Motorcycle.com recently published an article about scooters and how motorcyclists are basically too quick to dismiss them. While the article’s points of scooters being more powerful than the common 49cc, more fun to drive than one might expect, and a way to keep riding after suffering some injuries, the comment section was ablaze with derogatory comments about scooters.
The most interesting one, though, was from a guy who suggested that it’s wise to look into maintenance costs of a scooter since they’re sometimes expensive to keep running and scooter people aren’t likely to work on their own stuff.
I took issue with this generalization. Perhaps I’m in the minority because I see an awful lot of people riding around on stock scooters, dirty and beat to hell, so perhaps he’s onto something. Maybe the price of typical low-power scooters is low enough for the rider to value it less than, say, a $10,000 bike. Maybe it’s looked at as a toy or just something to use and abuse before throwing away.
But mine isn’t.
Actually, mine is something else entirely. For one thing, it was expensive for a scooter. But for another thing, I learned all sorts of mechanical stuff on my Ruckus.
I’ve always wanted to get into mechanical things, but was daunted by the traditional way of cars. Cars are physically imposing, parts are heavy and numerous, and it just seems intimidating.
But a Ruckus is none of those things. There are few parts, the bike itself is small, it’s only a little heavy, and it’s pretty affordable to work on it with tangible results.
I dove right in. Within the first week I had parts ordered and began working on it. It was little things at first: Lowering the seat, adding forward pegs, bar-end mirrors, etc. With every small project, my confidence grew. I became more of an active member on Ruckus Facebook pages (particularly my local one) and TotalRuckus.com where folks are beyond helpful and were nothing but patient with me and my questions that I’m sure they’ve seen a billion times.
After a while, I felt like I was ready for the first serious modification: new handlebars. If you do any research into the project, you’ll see it’s got quite a footprint on the web for being a bit of a pain.

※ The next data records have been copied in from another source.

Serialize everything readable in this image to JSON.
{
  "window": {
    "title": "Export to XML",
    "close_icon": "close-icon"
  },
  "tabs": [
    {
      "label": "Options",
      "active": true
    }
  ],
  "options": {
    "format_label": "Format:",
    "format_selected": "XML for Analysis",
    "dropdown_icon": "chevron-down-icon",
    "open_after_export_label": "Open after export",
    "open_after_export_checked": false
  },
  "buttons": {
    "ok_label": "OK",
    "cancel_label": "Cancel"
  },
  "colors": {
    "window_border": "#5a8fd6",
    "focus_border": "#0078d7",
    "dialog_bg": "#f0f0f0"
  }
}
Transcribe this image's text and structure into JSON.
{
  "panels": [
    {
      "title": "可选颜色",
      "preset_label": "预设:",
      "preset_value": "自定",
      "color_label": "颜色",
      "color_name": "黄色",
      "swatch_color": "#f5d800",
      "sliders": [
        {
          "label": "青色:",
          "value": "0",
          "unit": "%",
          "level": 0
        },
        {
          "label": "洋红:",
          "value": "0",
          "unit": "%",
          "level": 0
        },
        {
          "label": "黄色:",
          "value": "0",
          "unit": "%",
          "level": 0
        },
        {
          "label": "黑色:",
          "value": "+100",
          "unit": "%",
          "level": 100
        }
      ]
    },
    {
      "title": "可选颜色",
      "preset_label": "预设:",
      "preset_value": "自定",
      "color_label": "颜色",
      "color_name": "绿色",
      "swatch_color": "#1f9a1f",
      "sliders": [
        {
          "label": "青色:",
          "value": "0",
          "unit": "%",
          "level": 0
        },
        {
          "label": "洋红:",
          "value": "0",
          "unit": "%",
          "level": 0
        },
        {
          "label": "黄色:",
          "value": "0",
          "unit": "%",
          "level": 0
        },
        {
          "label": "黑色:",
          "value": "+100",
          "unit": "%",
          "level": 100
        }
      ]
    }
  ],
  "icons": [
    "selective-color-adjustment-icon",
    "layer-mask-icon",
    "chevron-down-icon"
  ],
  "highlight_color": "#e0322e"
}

When that was all done, I tackled the stretch which turned into a pretty serious project (and why wouldn’t it? There’s a crazy amount of changes being made with second and third-order effects). Along the way, the carburetor needed to be re-jet and that was my introduction to the inner workings of the bike – the guts of it all beyond stuff I can bolt onto the bike.
It was scary to get into, but I learned so much – mostly from screwing up. But with the support system of Ruckus aficionados, I was able to get through it and now I’m less intimidated by the prospect of not only re-jetting, but getting into just about anything. I feel like I can do just about anything if I read the instructions and have an expert or two to help with any questions I have.
So maybe typical scooters can’t go very fast (mine tops out at 42 on a good day), and perhaps some scooter riders are abusing them until they die, but there are others like me who are learning on them and that’s pretty cool.
Additionally, a friend of mine recently came home from a lengthy trip and his 11-year-old son has been going on and on about getting a dirt bike. The father isn’t against this by any means but he mentioned my Ruckus to the son and they fell down a YouTube hole of modified Rucks and came out the other side with a bunch of questions.
It sounded to me like the father was looking for a project to do with his son and, honestly, I couldn’t imagine a better one. The Ruckus can be changed so drastically looks-wise for relatively little money and the mechanical stuff isn’t the hardest in the world. It could be a pretty valuable learning process for both father and son and at the end of it, the Ruckus would be something fun to bomb around on.
As a kid, I would have loved to do something like this.